== Extracted information ==

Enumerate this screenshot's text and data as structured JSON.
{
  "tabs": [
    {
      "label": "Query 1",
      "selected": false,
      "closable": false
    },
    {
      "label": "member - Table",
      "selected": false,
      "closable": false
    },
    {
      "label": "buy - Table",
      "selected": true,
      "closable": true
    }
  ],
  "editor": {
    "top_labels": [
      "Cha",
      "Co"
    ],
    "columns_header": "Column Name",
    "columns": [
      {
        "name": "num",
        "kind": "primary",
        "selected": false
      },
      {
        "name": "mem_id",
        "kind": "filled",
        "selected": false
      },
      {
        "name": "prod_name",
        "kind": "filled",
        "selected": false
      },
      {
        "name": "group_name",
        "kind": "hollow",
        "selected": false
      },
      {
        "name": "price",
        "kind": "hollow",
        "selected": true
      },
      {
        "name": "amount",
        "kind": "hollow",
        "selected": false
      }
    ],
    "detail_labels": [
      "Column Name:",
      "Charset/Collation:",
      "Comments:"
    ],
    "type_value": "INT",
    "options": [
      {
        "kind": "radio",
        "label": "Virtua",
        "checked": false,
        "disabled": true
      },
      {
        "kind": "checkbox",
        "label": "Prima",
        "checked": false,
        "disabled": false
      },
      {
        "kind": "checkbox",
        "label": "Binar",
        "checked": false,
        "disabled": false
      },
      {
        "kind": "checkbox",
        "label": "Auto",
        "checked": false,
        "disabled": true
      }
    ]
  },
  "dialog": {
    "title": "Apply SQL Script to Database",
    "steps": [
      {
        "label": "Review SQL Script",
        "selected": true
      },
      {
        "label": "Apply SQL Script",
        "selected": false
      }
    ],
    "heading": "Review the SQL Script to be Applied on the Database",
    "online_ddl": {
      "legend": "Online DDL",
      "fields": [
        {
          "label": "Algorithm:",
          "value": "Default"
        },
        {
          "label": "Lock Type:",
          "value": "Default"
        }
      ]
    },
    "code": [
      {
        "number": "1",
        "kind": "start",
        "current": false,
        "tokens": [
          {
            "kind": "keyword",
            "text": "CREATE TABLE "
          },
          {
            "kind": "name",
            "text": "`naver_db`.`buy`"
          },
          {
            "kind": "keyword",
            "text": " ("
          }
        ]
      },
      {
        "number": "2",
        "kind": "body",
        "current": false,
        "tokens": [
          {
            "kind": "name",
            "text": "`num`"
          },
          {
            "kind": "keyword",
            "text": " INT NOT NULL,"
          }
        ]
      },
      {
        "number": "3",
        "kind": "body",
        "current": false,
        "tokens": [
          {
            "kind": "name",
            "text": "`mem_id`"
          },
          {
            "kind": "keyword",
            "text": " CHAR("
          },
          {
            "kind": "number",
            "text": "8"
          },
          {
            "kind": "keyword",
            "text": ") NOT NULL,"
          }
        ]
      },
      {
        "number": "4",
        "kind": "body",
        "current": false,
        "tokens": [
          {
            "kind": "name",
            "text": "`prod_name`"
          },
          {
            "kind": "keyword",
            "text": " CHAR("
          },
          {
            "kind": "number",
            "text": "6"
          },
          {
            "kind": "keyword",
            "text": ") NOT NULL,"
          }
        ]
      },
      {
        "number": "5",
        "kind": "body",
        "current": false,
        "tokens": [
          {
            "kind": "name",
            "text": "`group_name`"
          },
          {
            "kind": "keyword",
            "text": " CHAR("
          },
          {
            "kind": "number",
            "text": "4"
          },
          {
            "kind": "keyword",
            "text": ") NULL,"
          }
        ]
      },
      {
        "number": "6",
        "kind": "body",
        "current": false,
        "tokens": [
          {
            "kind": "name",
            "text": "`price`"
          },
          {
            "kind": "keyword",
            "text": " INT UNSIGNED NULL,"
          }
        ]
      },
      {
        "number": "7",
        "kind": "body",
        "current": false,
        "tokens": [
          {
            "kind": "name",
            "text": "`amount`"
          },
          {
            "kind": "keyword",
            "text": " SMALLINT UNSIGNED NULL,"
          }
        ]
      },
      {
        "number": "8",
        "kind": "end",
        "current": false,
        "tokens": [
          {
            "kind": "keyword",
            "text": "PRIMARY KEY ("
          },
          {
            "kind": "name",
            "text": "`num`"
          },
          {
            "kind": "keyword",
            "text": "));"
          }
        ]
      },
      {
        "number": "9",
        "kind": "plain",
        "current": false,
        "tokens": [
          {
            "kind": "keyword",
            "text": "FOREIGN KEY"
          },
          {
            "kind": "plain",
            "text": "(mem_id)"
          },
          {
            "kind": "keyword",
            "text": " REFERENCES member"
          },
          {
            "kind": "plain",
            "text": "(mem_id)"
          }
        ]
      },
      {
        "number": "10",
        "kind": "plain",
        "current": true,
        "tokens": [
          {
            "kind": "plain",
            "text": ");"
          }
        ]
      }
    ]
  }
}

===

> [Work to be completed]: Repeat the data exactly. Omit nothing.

> [Solution to this task]:
Enumerate this screenshot's text and data as structured JSON.
{
  "tabs": [
    {
      "label": "Query 1",
      "selected": false,
      "closable": false
    },
    {
      "label": "member - Table",
      "selected": false,
      "closable": false
    },
    {
      "label": "buy - Table",
      "selected": true,
      "closable": true
    }
  ],
  "editor": {
    "top_labels": [
      "Cha",
      "Co"
    ],
    "columns_header": "Column Name",
    "columns": [
      {
        "name": "num",
        "kind": "primary",
        "selected": false
      },
      {
        "name": "mem_id",
        "kind": "filled",
        "selected": false
      },
      {
        "name": "prod_name",
        "kind": "filled",
        "selected": false
      },
      {
        "name": "group_name",
        "kind": "hollow",
        "selected": false
      },
      {
        "name": "price",
        "kind": "hollow",
        "selected": true
      },
      {
        "name": "amount",
        "kind": "hollow",
        "selected": false
      }
    ],
    "detail_labels": [
      "Column Name:",
      "Charset/Collation:",
      "Comments:"
    ],
    "type_value": "INT",
    "options": [
      {
        "kind": "radio",
        "label": "Virtua",
        "checked": false,
        "disabled": true
      },
      {
        "kind": "checkbox",
        "label": "Prima",
        "checked": false,
        "disabled": false
      },
      {
        "kind": "checkbox",
        "label": "Binar",
        "checked": false,
        "disabled": false
      },
      {
        "kind": "checkbox",
        "label": "Auto",
        "checked": false,
        "disabled": true
      }
    ]
  },
  "dialog": {
    "title": "Apply SQL Script to Database",
    "steps": [
      {
        "label": "Review SQL Script",
        "selected": true
      },
      {
        "label": "Apply SQL Script",
        "selected": false
      }
    ],
    "heading": "Review the SQL Script to be Applied on the Database",
    "online_ddl": {
      "legend": "Online DDL",
      "fields": [
        {
          "label": "Algorithm:",
          "value": "Default"
        },
        {
          "label": "Lock Type:",
          "value": "Default"
        }
      ]
    },
    "code": [
      {
        "number": "1",
        "kind": "start",
        "current": false,
        "tokens": [
          {
            "kind": "keyword",
            "text": "CREATE TABLE "
          },
          {
            "kind": "name",
            "text": "`naver_db`.`buy`"
          },
          {
            "kind": "keyword",
            "text": " ("
          }
        ]
      },
      {
        "number": "2",
        "kind": "body",
        "current": false,
        "tokens": [
          {
            "kind": "name",
            "text": "`num`"
          },
          {
            "kind": "keyword",
            "text": " INT NOT NULL,"
          }
        ]
      },
      {
        "number": "3",
        "kind": "body",
        "current": false,
        "tokens": [
          {
            "kind": "name",
            "text": "`mem_id`"
          },
          {
            "kind": "keyword",
            "text": " CHAR("
          },
          {
            "kind": "number",
            "text": "8"
          },
          {
            "kind": "keyword",
            "text": ") NOT NULL,"
          }
        ]
      },
      {
        "number": "4",
        "kind": "body",
        "current": false,
        "tokens": [
          {
            "kind": "name",
            "text": "`prod_name`"
          },
          {
            "kind": "keyword",
            "text": " CHAR("
          },
          {
            "kind": "number",
            "text": "6"
          },
          {
            "kind": "keyword",
            "text": ") NOT NULL,"
          }
        ]
      },
      {
        "number": "5",
        "kind": "body",
        "current": false,
        "tokens": [
          {
            "kind": "name",
            "text": "`group_name`"
          },
          {
            "kind": "keyword",
            "text": " CHAR("
          },
          {
            "kind": "number",
            "text": "4"
          },
          {
            "kind": "keyword",
            "text": ") NULL,"
          }
        ]
      },
      {
        "number": "6",
        "kind": "body",
        "current": false,
        "tokens": [
          {
            "kind": "name",
            "text": "`price`"
          },
          {
            "kind": "keyword",
            "text": " INT UNSIGNED NULL,"
          }
        ]
      },
      {
        "number": "7",
        "kind": "body",
        "current": false,
        "tokens": [
          {
            "kind": "name",
            "text": "`amount`"
          },
          {
            "kind": "keyword",
            "text": " SMALLINT UNSIGNED NULL,"
          }
        ]
      },
      {
        "number": "8",
        "kind": "end",
        "current": false,
        "tokens": [
          {
            "kind": "keyword",
            "text": "PRIMARY KEY ("
          },
          {
            "kind": "name",
            "text": "`num`"
          },
          {
            "kind": "keyword",
            "text": "));"
          }
        ]
      },
      {
        "number": "9",
        "kind": "plain",
        "current": false,
        "tokens": [
          {
            "kind": "keyword",
            "text": "FOREIGN KEY"
          },
          {
            "kind": "plain",
            "text": "(mem_id)"
          },
          {
            "kind": "keyword",
            "text": " REFERENCES member"
          },
          {
            "kind": "plain",
            "text": "(mem_id)"
          }
        ]
      },
      {
        "number": "10",
        "kind": "plain",
        "current": true,
        "tokens": [
          {
            "kind": "plain",
            "text": ");"
          }
        ]
      }
    ]
  }
}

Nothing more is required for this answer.